Set your camera to the combination of raw plus highest quality JPEG. This means that each shot will be saved twice- once in raw and also camera-processed as a JPEG. Plan and shoot three images in three different lighting situations. One should be in daylight, one in artificial lighting, and one high dynamic range. Open and process each pair of images, in your usual image processing software. In each case, take whatever opportunities are offered by the raw converter to make the best of the image.
Finally, compare the two versions of each scene. What differences, if any, do you see between the raw and JPEG?
I have never shot in RAW before, so this exercise was extremely useful! I only got my first DSLR at the start of this OCA course- and so never really knew much about RAW and always thought it was some extremely complicated setting that I could never use! I hope this exercise shows me the ease of using raw, and the advantages of it.
I had no idea of the benefits of shooting in raw, and so therefore before beginning this exercise I did a little research into the advantages of using raw on my camera. I found this great information in Ben Long’s book, “Getting Started with Camera Raw”, which explained it perfectly;
“If you shoot only in JPEG, then you may have already encountered the limitations of that format. Switching to raw may be the ideal solution for you if you’ve encountered any of these problems;
– You can’t get the colour in your images quite right. If you find that you can’t push and pull the colours in your images as far as you’d like, then shooting in raw may give you the additional editing latitude that you need.
– You want more exposure control. Precise controls of highlights and shadows is the goal of all photographers, and it’s much easier to achieve when shooting in raw.
– You frequently shoot in low light or in situations with lots of mixed lighting sources. The white balance controls offered by raw converters are ideal for getting accurate colour from these difficult shooting situations.
– You regularly crop and enlarge your images or print your images at very large sizes. You’ll prefer raw over JPEG for its lack of compression artifacts…” (1)

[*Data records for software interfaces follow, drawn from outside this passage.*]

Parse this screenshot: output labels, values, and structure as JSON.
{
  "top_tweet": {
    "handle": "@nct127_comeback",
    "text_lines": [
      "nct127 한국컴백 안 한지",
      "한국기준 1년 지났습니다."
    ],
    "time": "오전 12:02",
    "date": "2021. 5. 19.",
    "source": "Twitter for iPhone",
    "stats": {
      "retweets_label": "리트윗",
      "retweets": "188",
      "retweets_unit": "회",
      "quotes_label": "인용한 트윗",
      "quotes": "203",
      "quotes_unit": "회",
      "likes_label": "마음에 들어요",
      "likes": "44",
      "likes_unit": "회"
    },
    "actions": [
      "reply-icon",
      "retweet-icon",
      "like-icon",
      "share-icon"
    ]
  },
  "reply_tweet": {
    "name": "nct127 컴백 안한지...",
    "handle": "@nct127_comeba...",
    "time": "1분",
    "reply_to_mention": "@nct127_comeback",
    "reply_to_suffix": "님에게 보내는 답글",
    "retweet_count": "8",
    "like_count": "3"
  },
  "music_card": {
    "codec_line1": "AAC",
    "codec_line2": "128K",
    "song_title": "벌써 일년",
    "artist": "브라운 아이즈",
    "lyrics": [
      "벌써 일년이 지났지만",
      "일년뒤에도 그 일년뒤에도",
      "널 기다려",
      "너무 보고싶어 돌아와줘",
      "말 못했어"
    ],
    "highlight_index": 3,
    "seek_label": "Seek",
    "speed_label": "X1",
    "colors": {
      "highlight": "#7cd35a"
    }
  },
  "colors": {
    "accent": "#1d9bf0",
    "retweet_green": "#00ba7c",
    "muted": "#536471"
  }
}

I chose to use snowdrops as my theme for this assignment. I shot them in three different lighting situations; Daylight, Artificial Light and High Dynamic Range. This was the first time I have shot in RAW. I set my camera to save the images in both RAW and JPEG; this was relatively straight forward. However, upon uploading the images to my laptop, I discovered that my Photoshop software didn’t contain a RAW converter! I then had to download a trial of a newer version- which I may have to purchase after experimenting with the greater freedom and control that RAW provides! Below are my three versions in JPEG and RAW.
Daylight: JPEG. I used an aperture of f10 as my tutor suggested that I should be using smaller apertures more often; as the camera’s prime aperture range is f7-f11. This has resulted in a beautifully detailed image. I wanted to ensure that I kept the softness of the flower whilst processing, as you will see in the edited image.
Daylight: RAW. I used Custom White Balance in my processing software in order to create my desired effect in this image. I warmed the image up a little bit by increasing saturation. I also recovered the shadows slightly in this image, and expected this to create a lot of noise; however I was pleasantly surprised by the quality of the outcome, showing the high quality of raw files.
Artificial Light: JPEG. Again I took my tutor’s advice on board and used a smaller aperture than normal of f7.1. I used a higher ISO of 400 as I was indoors and still don’t have proper photographic lighting, so had to use a desk lamp. I think this image could have been much better with a fill in flash, which I intend to get in the near future! Photography is definitely an expensive interest to have!
Artificial Light: RAW. The slightly higher ISO of 400 created possibly a little noise when edited- but still far less than the equivalent JPEG file. I changed the White Balance setting from Auto to Shade to give the image a warmer feel. I also increased the contrast, saturation and clarity.
High Dynamic Range: JPEG. For this image I again used a good aperture of f7.1. I also used an ISO of 400. I captured this pretty snow drop in the studio on a dark background in order to create a high dynamic range scene.
High Dynamic Range: RAW. In the RAW file I wanted to darken the background slightly to produce a higher contrast image. Therefore I adjusted the shadows in processing to achieve this. I kept the WB settings as shot. I also adjusted the saturation, clarity and contrast slightly.
This exercise showed me how simple it is to shoot in RAW and I am now much more confident in working with the RAW setting on my camera.
(1) Long, Ben, Getting Started with Camera Raw (page 5)